Day Five - We Climb the Headwall and Prepare for Summit Day
Please read part one, two, three, four, and five if you haven't already.
The next morning was noticeably cooler. Here you can see me standing in front of the summit. The headwall we would be climbing that day is on the right.
I had spent a little time doing recreational bouldering at the Metro Rock Gym before going on this trip. It actually helped me with the climbing we did that day. The headwall was steep but not vertical, which made me happy. I am a coward when it comes to sheer faces.
Baranco camp stood at the crossroads of two paths up the mountain so we finally met some other hikers, which was a very international group. I talked with a Dane who spoke decent English and gave him some aspirin for his altitude sickness.
He was hiking solo and his determination impressed me. I don't think I'd have the guts to try something like that. Mountain climbing takes a certain amount of willpower and, left to my own devices, I would probably give up. It was only after I had been hiking for awhile that I understood the meaning of the phrase, "There's always an excuse."
Please permit me a moment to lapse into a little piggish-ness. This portion of the trip was remembered by Tom, Andy, and I as "Booty Shorts Mountain" - so named for the woman wearing the very short shorts hiking in front of us. Try to understand, we had been surrounded by men hiking in the African outback for four days. It was a memorable and welcome change in scenery.
Here's Tom and I standing at the top of the headwall. This is one of my favorite photos from the trip. We look so triumphant.
After climbing the headwall, we continued our march to the Karanga Camp which we would be passing through on our way to Barafu, our last campsite before summit day. We stopped briefly in Karanga to eat lunch and refill our water bottles. Andy and Tom agonized over how much water to bring. In the end, they decided they had brought too much.
You can see how the trail got very steep on this portion in the background. Those little dots are people hiking. It was a grind but I felt good, no signs of altitude sickness. Tom was the only one of us who brought along altitude sickness medication, which he took at this point on the trip. For those of you who don't know Tom, he runs in marathons and sometimes wins them.
My brother is a bit of a fitness freak himself. In preparation for this trip, his workouts consisted of loading a backpack with 70 pounds of weight, strapping it to his back, and going on the stair climber for an hour. Once, an acquaintance approached him at the gym and asked, "Andy, what's this about you climbin' rocks?"
Here's a photo from the final stretch before reaching Barafu. This area was rocky and desolate, almost completely lifeless. I saw one giant hawk or vulture but that was the only sign of life I saw while we were here. The rocks underneath our feet were loose jagged shards.
This hike was the first which was fairly draining. When we made it to camp, we collapsed in our tents and slept for a little bit.
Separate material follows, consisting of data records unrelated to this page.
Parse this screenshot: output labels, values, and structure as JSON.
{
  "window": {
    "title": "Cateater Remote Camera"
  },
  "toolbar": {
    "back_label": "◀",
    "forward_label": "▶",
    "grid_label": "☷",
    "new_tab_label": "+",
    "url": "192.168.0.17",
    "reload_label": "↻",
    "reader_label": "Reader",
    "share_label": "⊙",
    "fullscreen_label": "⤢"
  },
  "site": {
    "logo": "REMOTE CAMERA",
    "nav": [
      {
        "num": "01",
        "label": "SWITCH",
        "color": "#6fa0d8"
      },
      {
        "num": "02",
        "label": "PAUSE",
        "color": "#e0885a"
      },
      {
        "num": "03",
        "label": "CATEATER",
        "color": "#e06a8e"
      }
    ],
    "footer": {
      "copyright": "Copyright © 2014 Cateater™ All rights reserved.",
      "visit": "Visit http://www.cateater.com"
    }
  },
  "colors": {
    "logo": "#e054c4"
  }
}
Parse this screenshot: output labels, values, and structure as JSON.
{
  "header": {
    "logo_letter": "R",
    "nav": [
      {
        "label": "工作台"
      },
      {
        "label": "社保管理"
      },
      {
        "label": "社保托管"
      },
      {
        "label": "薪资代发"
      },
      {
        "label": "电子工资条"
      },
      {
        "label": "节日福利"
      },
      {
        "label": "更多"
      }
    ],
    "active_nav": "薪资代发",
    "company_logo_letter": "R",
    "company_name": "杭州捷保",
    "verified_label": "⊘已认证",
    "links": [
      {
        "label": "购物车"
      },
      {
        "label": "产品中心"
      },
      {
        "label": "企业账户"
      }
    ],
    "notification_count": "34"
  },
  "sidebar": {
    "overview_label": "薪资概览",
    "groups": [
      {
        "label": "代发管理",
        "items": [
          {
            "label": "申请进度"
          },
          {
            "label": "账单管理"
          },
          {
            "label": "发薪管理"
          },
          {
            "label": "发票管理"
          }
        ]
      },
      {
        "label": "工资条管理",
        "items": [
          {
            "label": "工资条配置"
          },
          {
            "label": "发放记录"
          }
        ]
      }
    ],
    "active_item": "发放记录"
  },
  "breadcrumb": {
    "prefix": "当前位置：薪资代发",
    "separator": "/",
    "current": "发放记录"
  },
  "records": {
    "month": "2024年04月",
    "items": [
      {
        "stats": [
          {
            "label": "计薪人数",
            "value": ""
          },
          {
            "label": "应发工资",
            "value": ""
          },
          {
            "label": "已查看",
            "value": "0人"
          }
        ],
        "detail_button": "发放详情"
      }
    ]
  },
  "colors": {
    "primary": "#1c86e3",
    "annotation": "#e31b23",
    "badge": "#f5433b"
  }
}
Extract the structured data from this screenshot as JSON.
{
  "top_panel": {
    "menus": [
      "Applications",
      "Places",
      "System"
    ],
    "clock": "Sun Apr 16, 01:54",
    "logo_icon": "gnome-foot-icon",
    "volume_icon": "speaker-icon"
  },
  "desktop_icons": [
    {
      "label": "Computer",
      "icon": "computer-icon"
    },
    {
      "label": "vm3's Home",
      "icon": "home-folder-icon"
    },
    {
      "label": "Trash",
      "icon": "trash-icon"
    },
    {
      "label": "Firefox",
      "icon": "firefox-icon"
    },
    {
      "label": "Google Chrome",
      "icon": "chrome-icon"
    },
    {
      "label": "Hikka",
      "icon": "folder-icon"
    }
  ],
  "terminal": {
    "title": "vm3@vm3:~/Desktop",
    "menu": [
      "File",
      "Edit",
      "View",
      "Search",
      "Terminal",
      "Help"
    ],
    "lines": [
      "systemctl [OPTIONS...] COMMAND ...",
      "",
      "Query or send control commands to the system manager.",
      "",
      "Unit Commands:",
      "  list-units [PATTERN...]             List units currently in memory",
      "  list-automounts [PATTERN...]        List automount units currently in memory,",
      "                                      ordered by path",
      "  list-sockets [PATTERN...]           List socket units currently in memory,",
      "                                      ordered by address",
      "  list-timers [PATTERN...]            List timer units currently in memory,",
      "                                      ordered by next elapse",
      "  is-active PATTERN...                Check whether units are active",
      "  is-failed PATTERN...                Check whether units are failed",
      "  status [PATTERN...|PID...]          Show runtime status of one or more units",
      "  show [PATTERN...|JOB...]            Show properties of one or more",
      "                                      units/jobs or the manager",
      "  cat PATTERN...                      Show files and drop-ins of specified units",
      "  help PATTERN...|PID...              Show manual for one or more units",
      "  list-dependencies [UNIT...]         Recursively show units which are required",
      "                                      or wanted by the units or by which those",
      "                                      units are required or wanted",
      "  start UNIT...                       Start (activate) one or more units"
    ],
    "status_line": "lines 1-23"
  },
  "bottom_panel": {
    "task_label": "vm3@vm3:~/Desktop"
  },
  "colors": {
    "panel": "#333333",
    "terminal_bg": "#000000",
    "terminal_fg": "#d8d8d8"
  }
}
Tom snapped this picture of the outhouses from the inside of his tent right before he fell asleep.
How come it always seems like the best pictures require the least planning and come out when you least expect it. I really liked this photo, just because it makes the viewer feel like they are actually there, seeing something that is real and not a staged event of people posing in front of something.
Here's a photo of the porter we nicknamed Dr Seuss. You gotta admire a guy who is unafraid to wear pink striped gators that look like 80's style leg-warmers. I'm glad we got a picture of him. He was the tallest of the crew, probably the thinnest, but he was a working machine. I never saw him slow down.
This is one of the only pictures we have of Andy and I in the same frame. If we didn't look so grizzled and worn, I'd have it framed. Mawenzi peak is in the background.
That evening we ate dinner and tried to calm the butterflies we were all feeling. It's difficult to not feel a little apprehensive when you are standing on the brink of the unknown. Sure we had read some books about the hike but you never know what it is really going to be like. One man's definition of "difficult" can be wildly different from another man's.
This miscommunication happened to me when I hiked Mt Rainier, my first over 14,000 foot mountain, in 2004. I was under the impression it was an easy hike, fine for someone in good shape. Volcanoes like Rainier and Kilimanjaro are easier technical climbs than regular mountains. That's the reason I hike them.
I asked someone about Mt. Rainier before setting out and they said, "Oh yeah, it's great. You'll love it." This will go down in my personal history as the most inept advice I have ever received. That mountain physically and psychically destroyed me. Afterwards, I was grateful to read, "Denali notwithstanding, it [Rainier] is probably the most challenging and physically demanding climb in the U.S."
Standing there on Kilimanjaro at that moment, I feared we were again getting in over our heads. We were on the eve of a lot of work. We would be getting up at midnight, gaining over 4,000 vertical feet and descending 7,000 down. We were about to hike for 15 hours straight.
I slept for two hours that night, from 9:30 to 11:30. I spent the last half hour before midnight wide awake and dreading the guide coming to wake us. This was a very vivid memory. It was cold and dark when we got up and set out for the summit.
Last Installment: Summit day and an epic case of food poisoning